OTMARO RUIZ QUARTET
A Place For Jazz
The Whisperdome, First Unitarian Society
September 25, 2009
by J Hunter
“I live near Hollywood,” Otmaro Ruiz chuckled, “and I got discovered in Schenectady!” The concept obviously tickled the Venezuelan-born pianist as he spoke to a near-full house at A Place For Jazz. By the end of the night, a lot more people had discovered the live-wire energy and artistic accomplishment that surges through Ruiz’ music, and they would be a lot better for it.
Now, Ruiz wasn’t exactly a non-entity before coming to the Whisperdome: He’s worked with notables like Charlie Haden, Paquito D’Rivera and Dave Valentin, and he got a Grammy certificate for playing on Dianne Reeves’ 2000 disc In the Moment – Live in Concert. But Ruiz’ accomplishments as a leader were unknown in these parts until his music caught the ear of local keyboard champion Peg Delaney. Her campaigning got Ruiz on APFJ’s radar screen, and her efforts culminated with Ruiz’ appearance alongside his longtime quartet.
Ruiz stared things off with a whimper and not a bang on “Tobago Road”, playing soft chords with his left hand while plucking piano strings with his right. Bassist Greg Swiller and drummer Jimmy Branly picked up the intriguing figure while Ben Wendel added flesh to the melody on tenor sax. Wendel dropped out after the head, though, leaving the field clear for Ruiz, who began a spare, economical solo that showed more than a little classical influence. Bit by bit, Ruiz widened the solo’s scope, adding percussion to the expression; Branly responded in kind, turning up the drums and cymbals to equal Ruiz’ intensity. By the time Wendel stepped in for his cataclysmic out-solo, the band was in full flight and the crowd was whooping and clapping, their musical appetites sufficiently whetted.
Ruiz’ compositions have a real sense of personal investment. Introducing “And Then She Smiles”, a wonderfully soaring piece Ruiz wrote for his daughter Maya when she was 3 years old, he told us, “I don’t believe in people who have a baby and then write a lullaby. You don’t have time to write a lullaby when you have a baby!” The white light and gratitude in “Smiles” was also prevalent in “The Simple Life”, written for Ruiz’ late father and inspired by people who “can find pleasure in simple living.”

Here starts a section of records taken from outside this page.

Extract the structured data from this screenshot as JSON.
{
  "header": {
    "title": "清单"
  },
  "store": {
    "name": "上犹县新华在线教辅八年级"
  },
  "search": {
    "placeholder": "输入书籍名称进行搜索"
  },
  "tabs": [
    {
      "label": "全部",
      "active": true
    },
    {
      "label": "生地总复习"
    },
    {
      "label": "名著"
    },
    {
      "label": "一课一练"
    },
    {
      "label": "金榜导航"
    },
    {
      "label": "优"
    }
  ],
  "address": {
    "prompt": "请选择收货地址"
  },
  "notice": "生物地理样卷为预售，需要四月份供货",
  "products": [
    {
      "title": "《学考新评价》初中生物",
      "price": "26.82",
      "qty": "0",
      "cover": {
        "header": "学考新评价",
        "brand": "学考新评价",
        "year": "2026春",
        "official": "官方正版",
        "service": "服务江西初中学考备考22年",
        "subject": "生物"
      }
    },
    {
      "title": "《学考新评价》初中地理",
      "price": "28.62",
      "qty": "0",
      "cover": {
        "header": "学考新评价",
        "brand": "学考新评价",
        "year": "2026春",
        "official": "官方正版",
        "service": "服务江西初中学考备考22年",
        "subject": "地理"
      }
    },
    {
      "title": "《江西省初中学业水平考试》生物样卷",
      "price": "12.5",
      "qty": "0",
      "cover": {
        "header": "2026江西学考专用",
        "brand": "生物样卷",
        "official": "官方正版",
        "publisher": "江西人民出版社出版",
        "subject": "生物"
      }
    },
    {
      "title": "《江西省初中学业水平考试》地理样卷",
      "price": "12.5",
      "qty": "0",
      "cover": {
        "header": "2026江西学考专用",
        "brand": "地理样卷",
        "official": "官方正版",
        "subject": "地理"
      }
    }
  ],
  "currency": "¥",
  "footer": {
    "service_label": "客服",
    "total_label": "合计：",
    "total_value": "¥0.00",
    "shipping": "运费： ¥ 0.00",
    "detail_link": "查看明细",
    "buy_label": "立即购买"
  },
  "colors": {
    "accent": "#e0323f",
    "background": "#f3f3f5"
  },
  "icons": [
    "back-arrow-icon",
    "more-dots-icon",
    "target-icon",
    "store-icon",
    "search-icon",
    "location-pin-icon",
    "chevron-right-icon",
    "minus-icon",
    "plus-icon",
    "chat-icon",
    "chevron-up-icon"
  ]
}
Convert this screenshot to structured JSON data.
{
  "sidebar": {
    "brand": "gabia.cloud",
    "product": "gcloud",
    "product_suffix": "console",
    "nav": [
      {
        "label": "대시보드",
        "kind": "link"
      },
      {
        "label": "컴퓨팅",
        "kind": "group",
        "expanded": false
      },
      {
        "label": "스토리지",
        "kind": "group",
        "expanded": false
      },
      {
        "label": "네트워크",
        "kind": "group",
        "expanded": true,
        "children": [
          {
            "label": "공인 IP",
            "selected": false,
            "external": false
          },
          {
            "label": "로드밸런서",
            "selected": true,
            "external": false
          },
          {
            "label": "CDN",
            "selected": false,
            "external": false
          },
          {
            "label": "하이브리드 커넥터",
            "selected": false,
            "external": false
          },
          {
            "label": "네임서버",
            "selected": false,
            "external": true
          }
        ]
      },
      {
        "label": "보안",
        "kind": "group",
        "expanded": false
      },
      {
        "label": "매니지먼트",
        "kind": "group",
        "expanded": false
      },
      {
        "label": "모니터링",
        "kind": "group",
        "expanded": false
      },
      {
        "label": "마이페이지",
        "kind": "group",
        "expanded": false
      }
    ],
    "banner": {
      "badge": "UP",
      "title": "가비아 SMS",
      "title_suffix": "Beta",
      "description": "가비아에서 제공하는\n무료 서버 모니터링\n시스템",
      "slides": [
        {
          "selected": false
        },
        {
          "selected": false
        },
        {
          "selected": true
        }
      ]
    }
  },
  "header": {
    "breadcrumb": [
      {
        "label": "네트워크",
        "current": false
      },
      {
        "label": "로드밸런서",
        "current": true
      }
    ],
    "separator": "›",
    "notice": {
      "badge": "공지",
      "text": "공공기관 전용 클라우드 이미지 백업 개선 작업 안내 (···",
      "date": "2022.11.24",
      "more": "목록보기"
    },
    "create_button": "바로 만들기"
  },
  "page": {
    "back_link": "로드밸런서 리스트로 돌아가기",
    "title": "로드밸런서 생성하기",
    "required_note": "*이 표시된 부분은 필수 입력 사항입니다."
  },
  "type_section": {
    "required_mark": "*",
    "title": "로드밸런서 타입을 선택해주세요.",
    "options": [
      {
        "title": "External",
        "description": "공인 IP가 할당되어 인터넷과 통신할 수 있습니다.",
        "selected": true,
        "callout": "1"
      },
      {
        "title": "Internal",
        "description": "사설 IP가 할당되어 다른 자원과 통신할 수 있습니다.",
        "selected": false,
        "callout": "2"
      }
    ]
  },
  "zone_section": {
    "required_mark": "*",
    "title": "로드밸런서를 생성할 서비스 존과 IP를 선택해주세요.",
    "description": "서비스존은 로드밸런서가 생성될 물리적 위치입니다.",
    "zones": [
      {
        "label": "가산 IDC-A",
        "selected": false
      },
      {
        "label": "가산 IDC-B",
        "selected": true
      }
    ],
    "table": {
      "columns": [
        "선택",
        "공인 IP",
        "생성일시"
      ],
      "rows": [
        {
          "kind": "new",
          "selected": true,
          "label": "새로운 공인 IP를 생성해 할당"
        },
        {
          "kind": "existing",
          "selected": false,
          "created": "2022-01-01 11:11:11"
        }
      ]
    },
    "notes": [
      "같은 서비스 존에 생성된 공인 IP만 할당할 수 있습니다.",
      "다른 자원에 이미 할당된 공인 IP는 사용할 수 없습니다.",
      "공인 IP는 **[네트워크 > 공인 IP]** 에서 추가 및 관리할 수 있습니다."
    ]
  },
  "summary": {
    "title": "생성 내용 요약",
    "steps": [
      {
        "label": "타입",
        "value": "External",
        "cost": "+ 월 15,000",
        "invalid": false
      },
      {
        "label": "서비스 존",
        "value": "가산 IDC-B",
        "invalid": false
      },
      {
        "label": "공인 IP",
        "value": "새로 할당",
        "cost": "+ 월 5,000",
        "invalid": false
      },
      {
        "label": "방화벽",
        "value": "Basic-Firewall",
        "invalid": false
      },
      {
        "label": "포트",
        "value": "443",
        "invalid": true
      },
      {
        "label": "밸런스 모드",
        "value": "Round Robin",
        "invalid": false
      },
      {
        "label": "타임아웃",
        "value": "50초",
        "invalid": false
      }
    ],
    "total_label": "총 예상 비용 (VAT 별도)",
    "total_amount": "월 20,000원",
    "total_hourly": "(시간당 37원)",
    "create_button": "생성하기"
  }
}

One of the things Ruiz was happy about was being able to play with this group, “which has been the same group of guys! That’s not always the case!” The chemistry Ruiz and his partners share is undeniable. For instance, “Not an Exit” started as a wildly complex figure that quickly shifted into an easy blues… only, little by little, Ruiz increased the speed of the piece until it was flying like a car with no brakes, and Branly & Swiller moved with him effortlessly, without any outward communication. The same thing happened on the epic closer “Road Stories”, another intricate piece that had everyone guessing what time signature Ruiz was playing in – and not just because he’d give away a copy of his disc Sojurn to whoever got it right. (FYI The correct answer was “9/8.”)
Apparently Wendel hadn’t kicked enough butt when he appeared with Ignacio Berroa at Lake George Jazz Weekend, so he spent most of the night kicking all of ours: He ripped off blinding sheets of sound without let or hindrance on “Claveao’”, and he easily picked up Ruiz’ breakneck pace on “Exit” and made some powerful statements of his own. Branly’s talent for texture is only matched by his inherent explosiveness. His background work on “Tobago” let Ruiz paint the picture in his own time; conversely, Branly’s tradeoffs with Swiller and Ruiz on “Living Pictures” were devastating. Swiller’s foundation work let his partners find their own voices, but his expressive solo on the opening to “Simple” had a lot to say, as well.
Before introducing “Road Stories”, Ruiz told us, “This means a lot bringing my guys to play in front of such well-trained ears.” Indeed, APFJ audiences are as well-versed as they are lucky: A Place For Jazz has been presenting big-name acts at bargain-basement prices for over three decades. But the series does an even bigger service when they turn us on to people we haven’t heard for years and years. As much as Otmaro Ruiz felt it was “a big, big honor” to play in the faraway place where he was “discovered”, the pleasure was all ours.
J HUNTER is a former announcer/producer for radio stations in the Capital Region and the Bay Area, including KSJS/San Jose (where he was Assistant Music Director/Jazz Programming) and Q104 WQBK/Albany. He is a frequent contributor to the web site All About Jazz and to the monthly music magazine State of Mind. He currently resides in Clifton Park.